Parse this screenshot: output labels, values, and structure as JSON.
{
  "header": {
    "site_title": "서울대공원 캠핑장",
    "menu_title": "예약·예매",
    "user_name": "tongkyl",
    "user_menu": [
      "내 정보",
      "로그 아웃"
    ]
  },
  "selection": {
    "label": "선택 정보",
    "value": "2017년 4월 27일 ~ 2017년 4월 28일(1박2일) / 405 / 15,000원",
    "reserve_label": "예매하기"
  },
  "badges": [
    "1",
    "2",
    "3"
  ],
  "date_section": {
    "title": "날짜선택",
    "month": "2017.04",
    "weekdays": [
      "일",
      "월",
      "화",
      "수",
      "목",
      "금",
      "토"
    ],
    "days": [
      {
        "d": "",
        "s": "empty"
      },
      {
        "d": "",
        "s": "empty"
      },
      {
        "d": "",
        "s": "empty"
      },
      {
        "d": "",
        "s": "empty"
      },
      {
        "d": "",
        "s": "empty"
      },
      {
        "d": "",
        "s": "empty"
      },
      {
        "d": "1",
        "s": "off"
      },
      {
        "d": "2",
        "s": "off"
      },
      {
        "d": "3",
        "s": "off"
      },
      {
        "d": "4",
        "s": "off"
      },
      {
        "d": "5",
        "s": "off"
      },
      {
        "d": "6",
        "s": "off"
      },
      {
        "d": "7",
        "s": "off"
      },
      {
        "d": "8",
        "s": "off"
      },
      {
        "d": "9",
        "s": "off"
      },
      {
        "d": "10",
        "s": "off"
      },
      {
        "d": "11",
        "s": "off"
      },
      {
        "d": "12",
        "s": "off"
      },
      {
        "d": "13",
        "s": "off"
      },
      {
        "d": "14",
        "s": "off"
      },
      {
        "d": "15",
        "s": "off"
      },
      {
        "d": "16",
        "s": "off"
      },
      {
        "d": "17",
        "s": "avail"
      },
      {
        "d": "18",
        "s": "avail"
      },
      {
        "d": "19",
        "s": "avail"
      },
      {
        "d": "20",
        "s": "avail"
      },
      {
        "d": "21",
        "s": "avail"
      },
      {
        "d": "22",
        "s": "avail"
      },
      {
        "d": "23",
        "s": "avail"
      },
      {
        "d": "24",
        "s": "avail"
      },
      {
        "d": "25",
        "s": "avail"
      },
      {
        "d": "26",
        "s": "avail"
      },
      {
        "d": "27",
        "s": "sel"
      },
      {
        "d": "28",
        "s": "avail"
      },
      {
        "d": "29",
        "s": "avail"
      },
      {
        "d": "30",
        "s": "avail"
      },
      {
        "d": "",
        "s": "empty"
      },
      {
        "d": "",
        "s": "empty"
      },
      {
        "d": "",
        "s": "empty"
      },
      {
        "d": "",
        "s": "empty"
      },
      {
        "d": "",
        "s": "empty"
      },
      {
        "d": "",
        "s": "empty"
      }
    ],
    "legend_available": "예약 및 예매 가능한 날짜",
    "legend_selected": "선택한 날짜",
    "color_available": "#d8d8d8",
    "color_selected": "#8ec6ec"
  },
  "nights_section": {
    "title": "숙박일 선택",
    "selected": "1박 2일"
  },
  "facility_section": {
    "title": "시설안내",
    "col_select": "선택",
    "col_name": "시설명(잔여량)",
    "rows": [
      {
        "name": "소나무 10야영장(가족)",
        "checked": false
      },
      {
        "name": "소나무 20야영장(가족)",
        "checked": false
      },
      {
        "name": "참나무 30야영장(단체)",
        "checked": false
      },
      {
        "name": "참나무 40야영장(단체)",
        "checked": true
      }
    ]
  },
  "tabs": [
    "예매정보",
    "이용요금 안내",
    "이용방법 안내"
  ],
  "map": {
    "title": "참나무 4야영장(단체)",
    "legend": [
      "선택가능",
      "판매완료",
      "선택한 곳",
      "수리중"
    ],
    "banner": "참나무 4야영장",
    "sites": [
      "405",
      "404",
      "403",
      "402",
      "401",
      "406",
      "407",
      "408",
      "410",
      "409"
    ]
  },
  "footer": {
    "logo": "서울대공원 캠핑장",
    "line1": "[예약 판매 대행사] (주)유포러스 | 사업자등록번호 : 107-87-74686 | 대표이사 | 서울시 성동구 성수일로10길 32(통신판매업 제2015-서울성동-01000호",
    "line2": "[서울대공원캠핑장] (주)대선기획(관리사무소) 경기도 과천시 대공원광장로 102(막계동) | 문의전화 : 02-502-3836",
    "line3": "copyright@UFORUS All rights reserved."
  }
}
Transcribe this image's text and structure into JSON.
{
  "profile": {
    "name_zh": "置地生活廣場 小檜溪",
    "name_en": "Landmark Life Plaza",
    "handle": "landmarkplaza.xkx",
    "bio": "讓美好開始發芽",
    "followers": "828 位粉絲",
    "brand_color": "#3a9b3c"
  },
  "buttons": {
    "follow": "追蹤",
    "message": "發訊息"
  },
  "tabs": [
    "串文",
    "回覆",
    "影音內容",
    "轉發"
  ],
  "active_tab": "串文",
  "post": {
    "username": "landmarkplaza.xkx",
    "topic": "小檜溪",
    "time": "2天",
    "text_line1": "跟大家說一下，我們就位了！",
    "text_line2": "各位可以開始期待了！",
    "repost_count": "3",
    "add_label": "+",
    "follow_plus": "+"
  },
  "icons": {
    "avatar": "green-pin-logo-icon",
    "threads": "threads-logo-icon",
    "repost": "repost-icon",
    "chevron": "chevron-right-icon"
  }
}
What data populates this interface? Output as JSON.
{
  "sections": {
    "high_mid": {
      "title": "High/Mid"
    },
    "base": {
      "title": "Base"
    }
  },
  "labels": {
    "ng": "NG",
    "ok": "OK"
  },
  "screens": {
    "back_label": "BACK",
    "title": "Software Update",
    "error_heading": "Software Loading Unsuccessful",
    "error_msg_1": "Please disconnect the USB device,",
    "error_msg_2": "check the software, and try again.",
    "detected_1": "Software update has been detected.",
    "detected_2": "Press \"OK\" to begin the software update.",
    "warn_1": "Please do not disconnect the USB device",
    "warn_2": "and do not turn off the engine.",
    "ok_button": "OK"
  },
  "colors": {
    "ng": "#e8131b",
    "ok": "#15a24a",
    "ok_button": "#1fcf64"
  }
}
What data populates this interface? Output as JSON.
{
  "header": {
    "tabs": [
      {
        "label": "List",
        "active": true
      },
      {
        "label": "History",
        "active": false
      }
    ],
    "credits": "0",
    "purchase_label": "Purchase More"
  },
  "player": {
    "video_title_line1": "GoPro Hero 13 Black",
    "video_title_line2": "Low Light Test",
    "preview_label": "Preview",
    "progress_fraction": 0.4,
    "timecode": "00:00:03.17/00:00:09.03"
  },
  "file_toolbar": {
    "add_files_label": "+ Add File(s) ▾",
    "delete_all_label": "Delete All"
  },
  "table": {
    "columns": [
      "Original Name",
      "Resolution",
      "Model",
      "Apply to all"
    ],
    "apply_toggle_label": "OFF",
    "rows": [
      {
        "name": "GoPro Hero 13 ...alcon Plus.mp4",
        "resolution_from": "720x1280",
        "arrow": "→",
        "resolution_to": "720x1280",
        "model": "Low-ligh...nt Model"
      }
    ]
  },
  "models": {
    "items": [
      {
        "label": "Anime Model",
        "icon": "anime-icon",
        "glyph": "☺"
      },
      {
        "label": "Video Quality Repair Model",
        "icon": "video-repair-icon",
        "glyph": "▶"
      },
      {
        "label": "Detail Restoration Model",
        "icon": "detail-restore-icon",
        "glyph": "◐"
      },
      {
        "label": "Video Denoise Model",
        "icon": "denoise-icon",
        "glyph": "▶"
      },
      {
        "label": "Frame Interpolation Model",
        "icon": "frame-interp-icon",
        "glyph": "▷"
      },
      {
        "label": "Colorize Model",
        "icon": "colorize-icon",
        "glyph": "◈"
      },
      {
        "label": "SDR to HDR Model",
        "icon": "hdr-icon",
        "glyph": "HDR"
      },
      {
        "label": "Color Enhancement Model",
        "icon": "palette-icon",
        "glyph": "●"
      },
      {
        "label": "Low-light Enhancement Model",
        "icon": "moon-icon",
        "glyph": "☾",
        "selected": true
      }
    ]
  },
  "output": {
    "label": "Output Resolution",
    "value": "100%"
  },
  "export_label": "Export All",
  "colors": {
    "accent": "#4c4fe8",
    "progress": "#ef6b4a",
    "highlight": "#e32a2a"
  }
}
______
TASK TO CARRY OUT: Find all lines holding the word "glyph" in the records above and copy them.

OUTPUT OF THE TASK:
        "glyph": "☺"
        "glyph": "▶"
        "glyph": "◐"
        "glyph": "▶"
        "glyph": "▷"
        "glyph": "◈"
        "glyph": "HDR"
        "glyph": "●"
        "glyph": "☾",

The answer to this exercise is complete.